Filter the listing for lines containing "structure".

--- MATERIAL FOR THE TASK ---
= = =

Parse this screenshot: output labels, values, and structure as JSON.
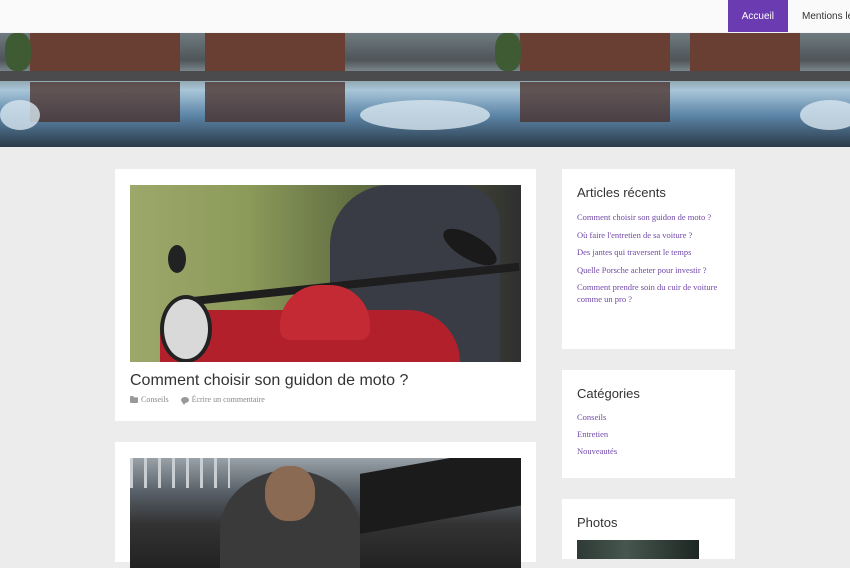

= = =

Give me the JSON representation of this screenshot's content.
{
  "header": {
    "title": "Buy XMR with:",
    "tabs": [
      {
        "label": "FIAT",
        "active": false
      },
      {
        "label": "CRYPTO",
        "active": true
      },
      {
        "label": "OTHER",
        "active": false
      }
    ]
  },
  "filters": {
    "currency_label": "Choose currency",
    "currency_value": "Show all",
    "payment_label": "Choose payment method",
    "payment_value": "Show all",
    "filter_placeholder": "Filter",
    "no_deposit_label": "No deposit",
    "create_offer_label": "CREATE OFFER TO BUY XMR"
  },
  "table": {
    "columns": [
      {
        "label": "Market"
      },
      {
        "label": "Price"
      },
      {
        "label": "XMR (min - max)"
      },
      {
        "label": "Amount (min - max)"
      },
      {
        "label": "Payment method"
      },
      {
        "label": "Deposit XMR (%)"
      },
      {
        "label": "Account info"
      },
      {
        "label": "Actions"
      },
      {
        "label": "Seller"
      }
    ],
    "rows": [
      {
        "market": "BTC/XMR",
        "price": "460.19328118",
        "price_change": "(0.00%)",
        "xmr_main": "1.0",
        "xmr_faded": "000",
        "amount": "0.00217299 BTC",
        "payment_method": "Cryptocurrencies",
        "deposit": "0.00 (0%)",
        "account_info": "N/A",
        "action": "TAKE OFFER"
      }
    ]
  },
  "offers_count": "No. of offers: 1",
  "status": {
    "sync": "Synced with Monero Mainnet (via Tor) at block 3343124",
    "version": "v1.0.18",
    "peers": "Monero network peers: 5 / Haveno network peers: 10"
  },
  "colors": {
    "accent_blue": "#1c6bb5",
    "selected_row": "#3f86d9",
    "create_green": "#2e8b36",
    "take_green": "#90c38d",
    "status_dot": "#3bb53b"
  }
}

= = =

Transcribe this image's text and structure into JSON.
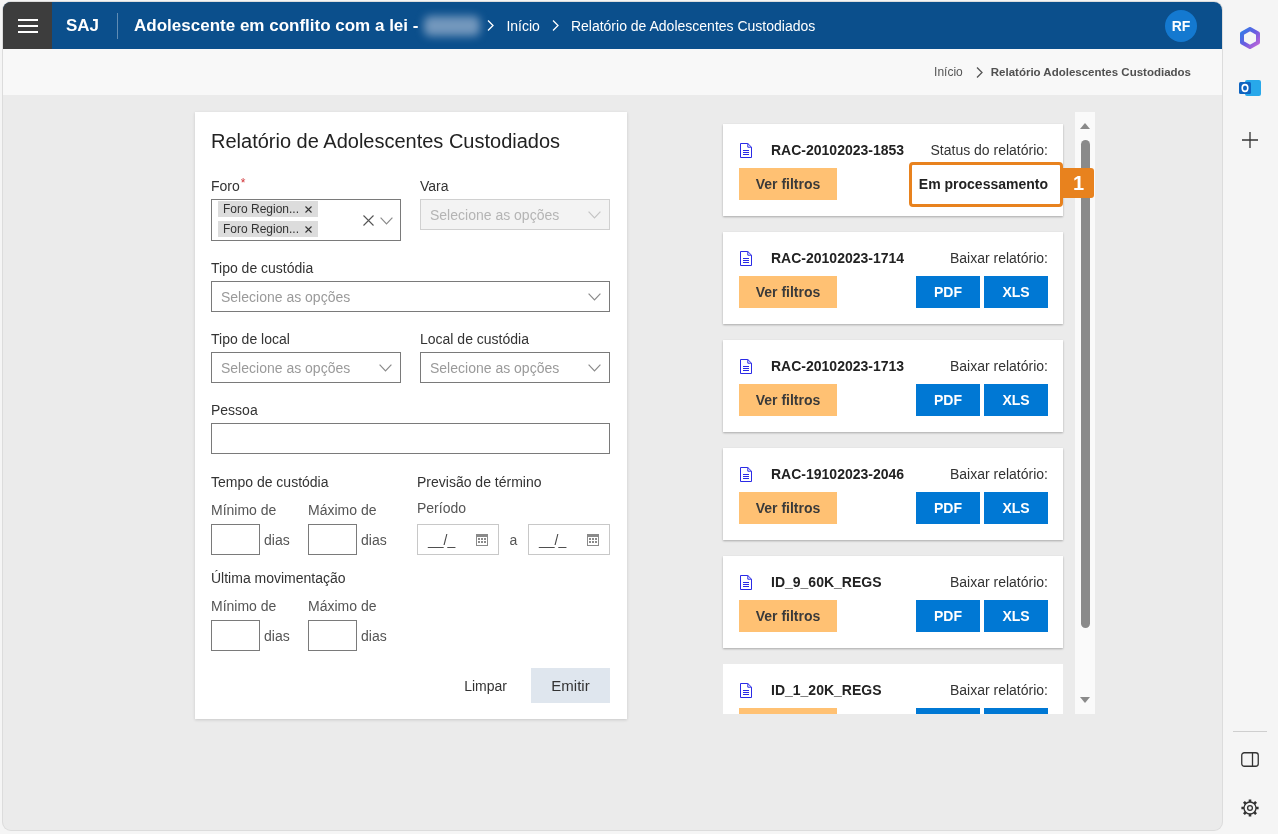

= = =

--- COMPLETED EXERCISE ---
Parse this screenshot: output labels, values, and structure as JSON.
Transcribe this image's text and structure into JSON.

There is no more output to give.